Dataset records:
================================

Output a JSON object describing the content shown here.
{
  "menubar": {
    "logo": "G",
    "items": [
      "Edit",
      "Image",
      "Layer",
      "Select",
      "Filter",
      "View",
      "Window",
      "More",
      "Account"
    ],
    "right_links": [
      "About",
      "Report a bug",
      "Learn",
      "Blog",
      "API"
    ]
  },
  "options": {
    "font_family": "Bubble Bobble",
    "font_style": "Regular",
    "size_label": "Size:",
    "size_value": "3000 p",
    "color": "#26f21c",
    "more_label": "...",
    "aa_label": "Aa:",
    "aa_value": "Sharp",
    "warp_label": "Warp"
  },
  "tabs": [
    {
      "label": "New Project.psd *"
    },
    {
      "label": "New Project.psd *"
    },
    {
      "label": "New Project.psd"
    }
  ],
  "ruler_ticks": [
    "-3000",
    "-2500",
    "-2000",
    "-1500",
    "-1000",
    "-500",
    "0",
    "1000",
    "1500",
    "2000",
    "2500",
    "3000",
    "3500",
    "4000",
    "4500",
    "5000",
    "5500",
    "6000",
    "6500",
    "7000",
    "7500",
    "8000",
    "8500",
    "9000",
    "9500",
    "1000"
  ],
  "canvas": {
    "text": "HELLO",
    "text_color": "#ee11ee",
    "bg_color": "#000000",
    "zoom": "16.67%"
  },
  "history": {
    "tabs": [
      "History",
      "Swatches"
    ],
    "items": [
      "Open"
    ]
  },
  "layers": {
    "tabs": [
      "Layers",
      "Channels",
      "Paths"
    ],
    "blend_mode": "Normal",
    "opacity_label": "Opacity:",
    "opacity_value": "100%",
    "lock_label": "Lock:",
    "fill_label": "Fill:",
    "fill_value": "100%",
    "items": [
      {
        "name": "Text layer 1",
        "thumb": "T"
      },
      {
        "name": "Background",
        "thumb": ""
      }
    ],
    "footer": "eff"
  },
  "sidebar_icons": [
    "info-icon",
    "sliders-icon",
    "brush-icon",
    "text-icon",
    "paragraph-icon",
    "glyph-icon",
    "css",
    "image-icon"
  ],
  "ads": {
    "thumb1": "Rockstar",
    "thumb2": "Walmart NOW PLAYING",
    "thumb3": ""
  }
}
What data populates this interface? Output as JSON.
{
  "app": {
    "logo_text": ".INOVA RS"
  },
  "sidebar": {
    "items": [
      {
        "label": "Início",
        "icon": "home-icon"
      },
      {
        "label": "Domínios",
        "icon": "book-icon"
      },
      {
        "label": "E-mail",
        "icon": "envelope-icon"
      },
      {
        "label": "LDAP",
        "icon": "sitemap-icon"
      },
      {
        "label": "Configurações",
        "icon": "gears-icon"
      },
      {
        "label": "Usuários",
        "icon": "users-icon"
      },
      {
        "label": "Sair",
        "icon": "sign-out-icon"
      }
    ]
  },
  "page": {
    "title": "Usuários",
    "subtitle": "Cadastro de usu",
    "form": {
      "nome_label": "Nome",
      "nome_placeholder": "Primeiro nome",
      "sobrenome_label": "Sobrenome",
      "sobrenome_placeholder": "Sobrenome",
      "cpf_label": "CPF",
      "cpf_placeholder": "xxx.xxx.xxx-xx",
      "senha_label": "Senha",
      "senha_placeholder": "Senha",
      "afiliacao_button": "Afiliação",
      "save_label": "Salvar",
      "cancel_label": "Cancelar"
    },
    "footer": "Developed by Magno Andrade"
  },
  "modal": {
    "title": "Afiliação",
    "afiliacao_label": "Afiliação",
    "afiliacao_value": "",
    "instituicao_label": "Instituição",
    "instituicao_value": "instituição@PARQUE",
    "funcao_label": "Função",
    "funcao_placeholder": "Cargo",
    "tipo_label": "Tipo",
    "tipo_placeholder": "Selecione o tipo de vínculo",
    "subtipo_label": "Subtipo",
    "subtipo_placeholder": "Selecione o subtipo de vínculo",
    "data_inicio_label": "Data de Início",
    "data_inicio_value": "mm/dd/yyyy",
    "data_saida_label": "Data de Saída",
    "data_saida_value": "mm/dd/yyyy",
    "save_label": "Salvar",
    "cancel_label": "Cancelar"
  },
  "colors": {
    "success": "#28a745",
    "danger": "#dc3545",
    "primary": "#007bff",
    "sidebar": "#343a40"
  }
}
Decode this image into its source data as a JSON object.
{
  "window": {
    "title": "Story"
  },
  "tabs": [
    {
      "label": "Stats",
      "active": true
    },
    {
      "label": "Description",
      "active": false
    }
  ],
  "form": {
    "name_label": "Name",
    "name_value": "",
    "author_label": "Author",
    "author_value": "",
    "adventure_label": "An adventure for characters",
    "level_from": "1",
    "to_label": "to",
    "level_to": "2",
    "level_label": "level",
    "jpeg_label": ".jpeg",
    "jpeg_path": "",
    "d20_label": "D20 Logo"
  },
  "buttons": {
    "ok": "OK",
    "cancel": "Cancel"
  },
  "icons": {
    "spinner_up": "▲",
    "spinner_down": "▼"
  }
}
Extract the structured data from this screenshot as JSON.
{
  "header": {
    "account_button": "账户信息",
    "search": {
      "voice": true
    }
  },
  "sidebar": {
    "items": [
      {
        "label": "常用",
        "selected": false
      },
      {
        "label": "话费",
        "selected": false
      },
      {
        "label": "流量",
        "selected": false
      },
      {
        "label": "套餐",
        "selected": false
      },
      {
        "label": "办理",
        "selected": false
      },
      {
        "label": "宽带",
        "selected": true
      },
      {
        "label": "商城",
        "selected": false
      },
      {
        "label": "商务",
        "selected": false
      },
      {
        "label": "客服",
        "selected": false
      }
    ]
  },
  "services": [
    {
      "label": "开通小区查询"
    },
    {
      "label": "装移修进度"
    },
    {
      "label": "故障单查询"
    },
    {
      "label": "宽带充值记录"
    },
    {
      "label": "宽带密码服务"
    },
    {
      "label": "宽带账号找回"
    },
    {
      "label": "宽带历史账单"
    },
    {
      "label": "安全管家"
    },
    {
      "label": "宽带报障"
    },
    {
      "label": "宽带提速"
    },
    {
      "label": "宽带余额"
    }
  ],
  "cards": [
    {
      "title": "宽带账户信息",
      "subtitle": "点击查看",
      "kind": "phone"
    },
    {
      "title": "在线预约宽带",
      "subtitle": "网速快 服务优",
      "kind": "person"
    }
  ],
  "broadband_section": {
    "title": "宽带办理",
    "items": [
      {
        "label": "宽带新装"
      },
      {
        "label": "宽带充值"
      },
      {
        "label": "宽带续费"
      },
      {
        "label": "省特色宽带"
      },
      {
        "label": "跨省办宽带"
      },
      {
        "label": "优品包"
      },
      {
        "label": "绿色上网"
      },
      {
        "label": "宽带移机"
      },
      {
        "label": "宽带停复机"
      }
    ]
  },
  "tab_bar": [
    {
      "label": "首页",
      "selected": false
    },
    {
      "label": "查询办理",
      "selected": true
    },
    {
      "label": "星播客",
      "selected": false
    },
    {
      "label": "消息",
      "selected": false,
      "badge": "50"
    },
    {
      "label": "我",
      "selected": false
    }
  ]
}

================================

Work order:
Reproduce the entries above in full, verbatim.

Written answer:
Output a JSON object describing the content shown here.
{
  "menubar": {
    "logo": "G",
    "items": [
      "Edit",
      "Image",
      "Layer",
      "Select",
      "Filter",
      "View",
      "Window",
      "More",
      "Account"
    ],
    "right_links": [
      "About",
      "Report a bug",
      "Learn",
      "Blog",
      "API"
    ]
  },
  "options": {
    "font_family": "Bubble Bobble",
    "font_style": "Regular",
    "size_label": "Size:",
    "size_value": "3000 p",
    "color": "#26f21c",
    "more_label": "...",
    "aa_label": "Aa:",
    "aa_value": "Sharp",
    "warp_label": "Warp"
  },
  "tabs": [
    {
      "label": "New Project.psd *"
    },
    {
      "label": "New Project.psd *"
    },
    {
      "label": "New Project.psd"
    }
  ],
  "ruler_ticks": [
    "-3000",
    "-2500",
    "-2000",
    "-1500",
    "-1000",
    "-500",
    "0",
    "1000",
    "1500",
    "2000",
    "2500",
    "3000",
    "3500",
    "4000",
    "4500",
    "5000",
    "5500",
    "6000",
    "6500",
    "7000",
    "7500",
    "8000",
    "8500",
    "9000",
    "9500",
    "1000"
  ],
  "canvas": {
    "text": "HELLO",
    "text_color": "#ee11ee",
    "bg_color": "#000000",
    "zoom": "16.67%"
  },
  "history": {
    "tabs": [
      "History",
      "Swatches"
    ],
    "items": [
      "Open"
    ]
  },
  "layers": {
    "tabs": [
      "Layers",
      "Channels",
      "Paths"
    ],
    "blend_mode": "Normal",
    "opacity_label": "Opacity:",
    "opacity_value": "100%",
    "lock_label": "Lock:",
    "fill_label": "Fill:",
    "fill_value": "100%",
    "items": [
      {
        "name": "Text layer 1",
        "thumb": "T"
      },
      {
        "name": "Background",
        "thumb": ""
      }
    ],
    "footer": "eff"
  },
  "sidebar_icons": [
    "info-icon",
    "sliders-icon",
    "brush-icon",
    "text-icon",
    "paragraph-icon",
    "glyph-icon",
    "css",
    "image-icon"
  ],
  "ads": {
    "thumb1": "Rockstar",
    "thumb2": "Walmart NOW PLAYING",
    "thumb3": ""
  }
}
What data populates this interface? Output as JSON.
{
  "app": {
    "logo_text": ".INOVA RS"
  },
  "sidebar": {
    "items": [
      {
        "label": "Início",
        "icon": "home-icon"
      },
      {
        "label": "Domínios",
        "icon": "book-icon"
      },
      {
        "label": "E-mail",
        "icon": "envelope-icon"
      },
      {
        "label": "LDAP",
        "icon": "sitemap-icon"
      },
      {
        "label": "Configurações",
        "icon": "gears-icon"
      },
      {
        "label": "Usuários",
        "icon": "users-icon"
      },
      {
        "label": "Sair",
        "icon": "sign-out-icon"
      }
    ]
  },
  "page": {
    "title": "Usuários",
    "subtitle": "Cadastro de usu",
    "form": {
      "nome_label": "Nome",
      "nome_placeholder": "Primeiro nome",
      "sobrenome_label": "Sobrenome",
      "sobrenome_placeholder": "Sobrenome",
      "cpf_label": "CPF",
      "cpf_placeholder": "xxx.xxx.xxx-xx",
      "senha_label": "Senha",
      "senha_placeholder": "Senha",
      "afiliacao_button": "Afiliação",
      "save_label": "Salvar",
      "cancel_label": "Cancelar"
    },
    "footer": "Developed by Magno Andrade"
  },
  "modal": {
    "title": "Afiliação",
    "afiliacao_label": "Afiliação",
    "afiliacao_value": "",
    "instituicao_label": "Instituição",
    "instituicao_value": "instituição@PARQUE",
    "funcao_label": "Função",
    "funcao_placeholder": "Cargo",
    "tipo_label": "Tipo",
    "tipo_placeholder": "Selecione o tipo de vínculo",
    "subtipo_label": "Subtipo",
    "subtipo_placeholder": "Selecione o subtipo de vínculo",
    "data_inicio_label": "Data de Início",
    "data_inicio_value": "mm/dd/yyyy",
    "data_saida_label": "Data de Saída",
    "data_saida_value": "mm/dd/yyyy",
    "save_label": "Salvar",
    "cancel_label": "Cancelar"
  },
  "colors": {
    "success": "#28a745",
    "danger": "#dc3545",
    "primary": "#007bff",
    "sidebar": "#343a40"
  }
}
Decode this image into its source data as a JSON object.
{
  "window": {
    "title": "Story"
  },
  "tabs": [
    {
      "label": "Stats",
      "active": true
    },
    {
      "label": "Description",
      "active": false
    }
  ],
  "form": {
    "name_label": "Name",
    "name_value": "",
    "author_label": "Author",
    "author_value": "",
    "adventure_label": "An adventure for characters",
    "level_from": "1",
    "to_label": "to",
    "level_to": "2",
    "level_label": "level",
    "jpeg_label": ".jpeg",
    "jpeg_path": "",
    "d20_label": "D20 Logo"
  },
  "buttons": {
    "ok": "OK",
    "cancel": "Cancel"
  },
  "icons": {
    "spinner_up": "▲",
    "spinner_down": "▼"
  }
}
Extract the structured data from this screenshot as JSON.
{
  "header": {
    "account_button": "账户信息",
    "search": {
      "voice": true
    }
  },
  "sidebar": {
    "items": [
      {
        "label": "常用",
        "selected": false
      },
      {
        "label": "话费",
        "selected": false
      },
      {
        "label": "流量",
        "selected": false
      },
      {
        "label": "套餐",
        "selected": false
      },
      {
        "label": "办理",
        "selected": false
      },
      {
        "label": "宽带",
        "selected": true
      },
      {
        "label": "商城",
        "selected": false
      },
      {
        "label": "商务",
        "selected": false
      },
      {
        "label": "客服",
        "selected": false
      }
    ]
  },
  "services": [
    {
      "label": "开通小区查询"
    },
    {
      "label": "装移修进度"
    },
    {
      "label": "故障单查询"
    },
    {
      "label": "宽带充值记录"
    },
    {
      "label": "宽带密码服务"
    },
    {
      "label": "宽带账号找回"
    },
    {
      "label": "宽带历史账单"
    },
    {
      "label": "安全管家"
    },
    {
      "label": "宽带报障"
    },
    {
      "label": "宽带提速"
    },
    {
      "label": "宽带余额"
    }
  ],
  "cards": [
    {
      "title": "宽带账户信息",
      "subtitle": "点击查看",
      "kind": "phone"
    },
    {
      "title": "在线预约宽带",
      "subtitle": "网速快 服务优",
      "kind": "person"
    }
  ],
  "broadband_section": {
    "title": "宽带办理",
    "items": [
      {
        "label": "宽带新装"
      },
      {
        "label": "宽带充值"
      },
      {
        "label": "宽带续费"
      },
      {
        "label": "省特色宽带"
      },
      {
        "label": "跨省办宽带"
      },
      {
        "label": "优品包"
      },
      {
        "label": "绿色上网"
      },
      {
        "label": "宽带移机"
      },
      {
        "label": "宽带停复机"
      }
    ]
  },
  "tab_bar": [
    {
      "label": "首页",
      "selected": false
    },
    {
      "label": "查询办理",
      "selected": true
    },
    {
      "label": "星播客",
      "selected": false
    },
    {
      "label": "消息",
      "selected": false,
      "badge": "50"
    },
    {
      "label": "我",
      "selected": false
    }
  ]
}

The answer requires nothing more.